Ports along the central Gulf of Mexico have reopened after sustaining what officials said was minimal damage from Hurricane Isaac’s winds and heavy rains.
At New Orleans, the Coast Guard reopened the Mississippi River to cargo vessels and allowed the cruise ship Carnival Elation to return to the port a day after its scheduled Thursday arrival. Terminal operators also expected to resume operations today.
Port officials reported no flooding and “very minimal” wind damage to facilities, but substantial wind-blown damage to the port’s administration building on the riverfront.
“We were very fortunate during this entire storm event,” said Gary LaGrange, the port’s president and CEO.
The Port of Gulfport, Miss., had “minor damage,” primarily from at least 12 inches of wind-driven rain, but planned to work cargo ships this weekend, Port Director Don Allee said.

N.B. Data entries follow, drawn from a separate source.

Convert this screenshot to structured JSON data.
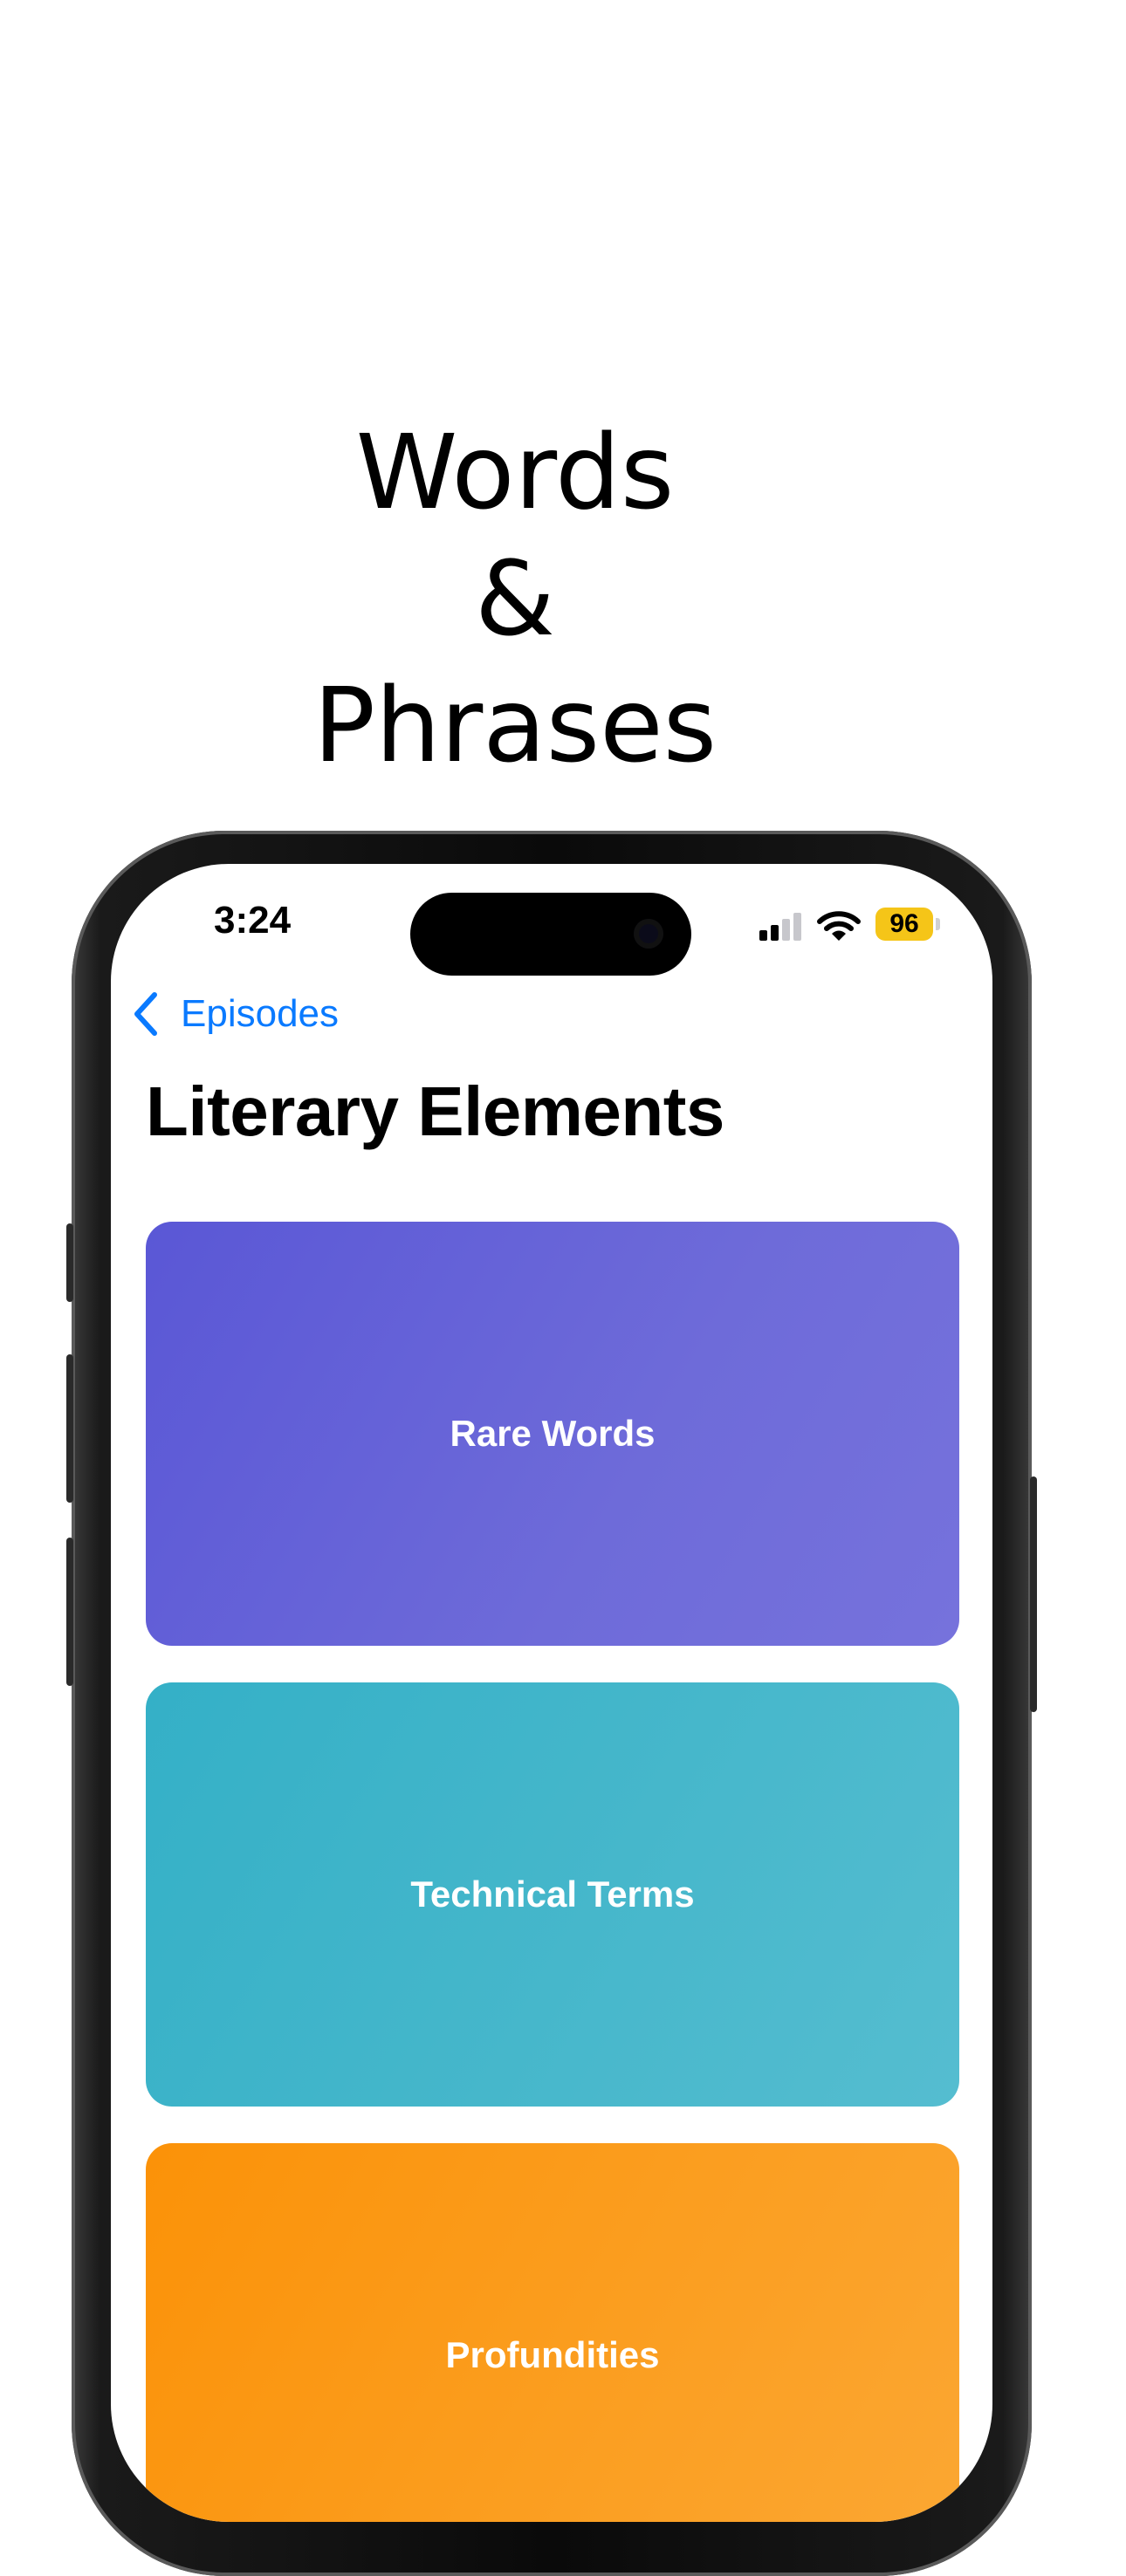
{
  "headline": {
    "line1": "Words",
    "line2": "&",
    "line3": "Phrases"
  },
  "status_bar": {
    "time": "3:24",
    "battery": "96",
    "signal_icon": "cellular-signal-icon",
    "wifi_icon": "wifi-icon",
    "battery_color": "#f5c518"
  },
  "nav": {
    "back_label": "Episodes",
    "back_icon": "chevron-left-icon",
    "accent_color": "#0a7aff"
  },
  "page": {
    "title": "Literary Elements"
  },
  "cards": [
    {
      "label": "Rare Words",
      "color": "#5a57d6"
    },
    {
      "label": "Technical Terms",
      "color": "#34b0c7"
    },
    {
      "label": "Profundities",
      "color": "#fb9208"
    }
  ]
}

He said the port expected to receive Coast Guard clearance today for ship traffic.
Before the storm, the port took extensive precautions, including the shifting of all containers inland. “We probably moved 1,300 to 1,400 pieces of equipment off the port,” Allee said. Port customers also held back containers at inland points.
Hurricane Isaac hit during low tide and did not produce a storm surge approaching the scale of Hurricane Katrina, a more powerful storm that battered Gulfport with a 24-foot storm surge.
Industrial and cargo tenants along New Orleans’ Industrial Canal, hit hard by Katrina seven years ago, reported minimal damage and no flooding.
Since Katrina, the Army Corps of Engineers has installed a new flood protection system, including the Seabrook Floodgate Structure and the Lake Borgne Surge Barrier, which were both closed for the first time.
Water levels in the inner harbor area rose to only 3.5 feet above sea level, compared with more than 12 feet in past storms including hurricanes Katrina in 2005 and Gustav in 2008.
“The U.S. Army Corps’ flood protection system worked remarkably well, keeping industrial assets and port tenants’ facilities safe and protecting life and property,” LaGrange said.